§ ACTION ITEM:
Each line below that contains the word "Audio" must be copied.

§ MATERIALS PROVIDED:
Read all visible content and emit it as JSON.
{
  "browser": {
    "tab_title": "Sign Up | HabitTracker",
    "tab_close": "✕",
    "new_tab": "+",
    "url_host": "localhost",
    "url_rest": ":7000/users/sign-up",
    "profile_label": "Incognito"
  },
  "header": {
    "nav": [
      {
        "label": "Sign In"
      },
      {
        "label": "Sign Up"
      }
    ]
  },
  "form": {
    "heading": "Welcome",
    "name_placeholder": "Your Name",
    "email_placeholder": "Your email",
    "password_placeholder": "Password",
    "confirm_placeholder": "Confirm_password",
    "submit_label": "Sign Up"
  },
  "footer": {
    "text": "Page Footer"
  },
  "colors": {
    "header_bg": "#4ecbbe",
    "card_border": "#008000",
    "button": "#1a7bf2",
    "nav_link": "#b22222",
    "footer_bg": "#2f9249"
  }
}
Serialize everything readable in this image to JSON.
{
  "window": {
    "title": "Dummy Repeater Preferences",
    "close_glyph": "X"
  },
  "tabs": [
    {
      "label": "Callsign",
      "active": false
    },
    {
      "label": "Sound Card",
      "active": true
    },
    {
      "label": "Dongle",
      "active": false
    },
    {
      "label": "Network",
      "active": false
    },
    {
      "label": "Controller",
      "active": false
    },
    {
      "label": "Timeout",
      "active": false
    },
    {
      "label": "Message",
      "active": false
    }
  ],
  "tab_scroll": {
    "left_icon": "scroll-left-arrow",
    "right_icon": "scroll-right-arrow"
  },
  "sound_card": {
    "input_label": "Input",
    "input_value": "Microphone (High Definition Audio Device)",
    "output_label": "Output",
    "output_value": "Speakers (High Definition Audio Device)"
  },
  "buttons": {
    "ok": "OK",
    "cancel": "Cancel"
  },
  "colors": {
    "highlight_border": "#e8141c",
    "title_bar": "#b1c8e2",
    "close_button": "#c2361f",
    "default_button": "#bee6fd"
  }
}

§ EXPECTED OUTPUT:
    "input_value": "Microphone (High Definition Audio Device)",
    "output_value": "Speakers (High Definition Audio Device)"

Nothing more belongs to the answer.